How do I combat dehydration during hot weather?
Water should be given to counteract dehydration in hot or humid weather, regardless of your activity level. Drinking water helps lower your body temperature and replace the fluid you lose through sweating. It should be drunk before you get to the stage of feeling thirsty.
It’s best to remember that other drinks, such as soft drinks, coffee, or alcohol-containing beverages, are no substitute for water. Although they contain water, they also contain ingredients which are dehydrating.
Sports drinks contain carbohydrates and electrolytes and are useful if exercising in hot weather. Oral rehydration solutions such as Gastrolyte and Hydralyte are also suitable. They should be made up and given according to the manufacturer’s instructions. Children should be encouraged to drink water before, during and after exercising, especially if the weather is hot.

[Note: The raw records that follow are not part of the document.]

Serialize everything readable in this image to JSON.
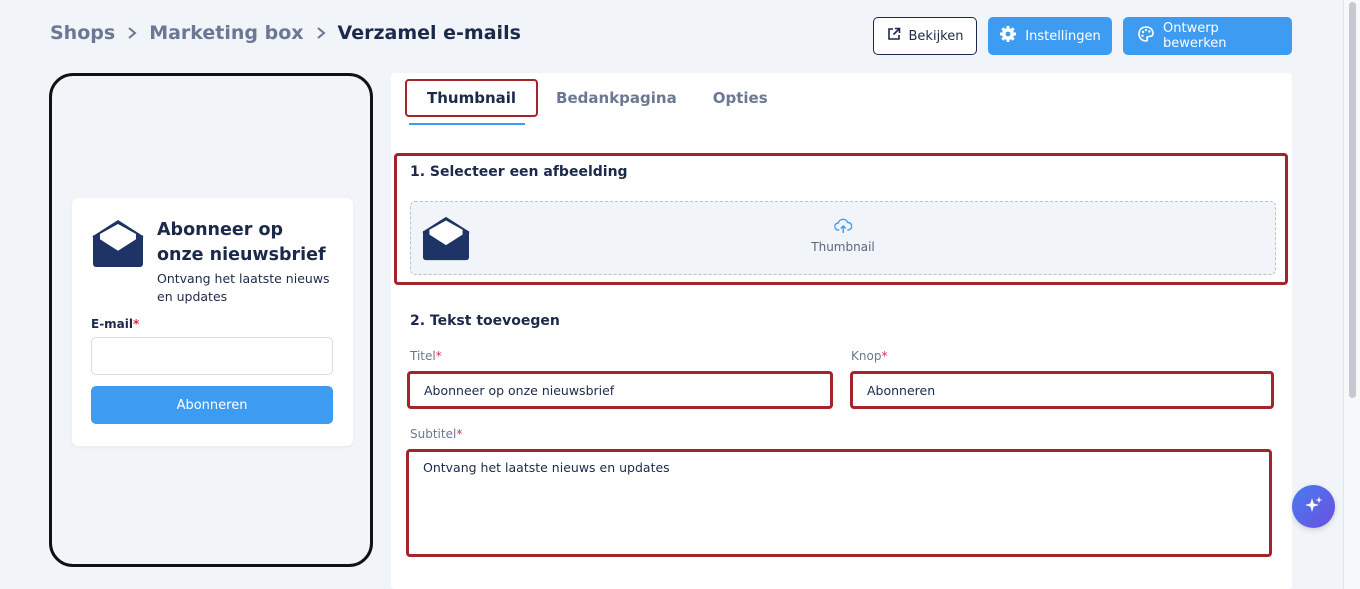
{
  "breadcrumb": {
    "items": [
      "Shops",
      "Marketing box"
    ],
    "current": "Verzamel e-mails"
  },
  "actions": {
    "view": "Bekijken",
    "settings": "Instellingen",
    "design": "Ontwerp bewerken"
  },
  "preview": {
    "title": "Abonneer op onze nieuwsbrief",
    "subtitle": "Ontvang het laatste nieuws en updates",
    "email_label": "E-mail",
    "required_mark": "*",
    "button": "Abonneren"
  },
  "tabs": [
    "Thumbnail",
    "Bedankpagina",
    "Opties"
  ],
  "section1": {
    "title": "1. Selecteer een afbeelding",
    "upload_label": "Thumbnail"
  },
  "section2": {
    "title": "2. Tekst toevoegen",
    "title_label": "Titel",
    "title_value": "Abonneer op onze nieuwsbrief",
    "button_label": "Knop",
    "button_value": "Abonneren",
    "subtitle_label": "Subtitel",
    "subtitle_value": "Ontvang het laatste nieuws en updates"
  },
  "colors": {
    "primary": "#3d9cf2",
    "navy": "#1b2a4a",
    "highlight": "#a2252b"
  }
}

So-called ‘energy drinks’ contain caffeine or other stimulants, and are not an appropriate rehydration fluid. If in doubt, water is the preferred option in most cases.
Preventing dehydration during hot weather
It is recommended that during hot weather we should be drinking water even when not thirsty. You can tell if you are well hydrated if you do not feel thirsty and your urine is a dilute (clear) colour.
Other things you can do to avoid dehydration during hot weather include:
- avoiding the sun in the middle of the day — exercise or do outdoor activities early in the morning or evening instead;
- wearing sunscreen and a hat that shades your head, neck, ears and face — sunburn stops your body from cooling itself down properly;
- wearing thin, loose clothing — this allows good airflow, which helps sweat evaporate; and
- avoiding dark clothing, as this absorbs more heat than light clothing.
- 1. Centers for Disease Control and Prevention. Extreme heat: a prevention guide to promote your personal health and safety (reviewed 31 May 2012). http://emergency.cdc.gov/disasters/extremeheat/heat_guide.asp (accessed Oct 2012).
2. Centers for Disease Control and Prevention. Tips for preventing heat-related illness (reviewed 1 June 2012). http://emergency.cdc.gov/disasters/extremeheat/heattips.asp (accessed Oct 2012).
3. US National Library of Medicine; NIH National Institutes of Health. Dehydration (updated 2 October 2012). http://www.nlm.nih.gov/medlineplus/dehydration.html (accessed Oct 2012).
4. MayoClinic.com. Dehydration (updated 7 January 2011). http://www.mayoclinic.com/health/dehydration/DS00561 (accessed Oct 2012).
5. MayoClinic.com. Heat and exercise: keeping cool in hot weather (updated 25 June 2011). http://www.mayoclinic.com/health/exercise/HQ00316 (accessed Oct 2012).
6. Centers for Disease Control and Prevention. Frequently asked questions about extreme heat (reviewed 1 June 2012). http://emergency.cdc.gov/disasters/extremeheat/faq.asp (accessed Oct 2012).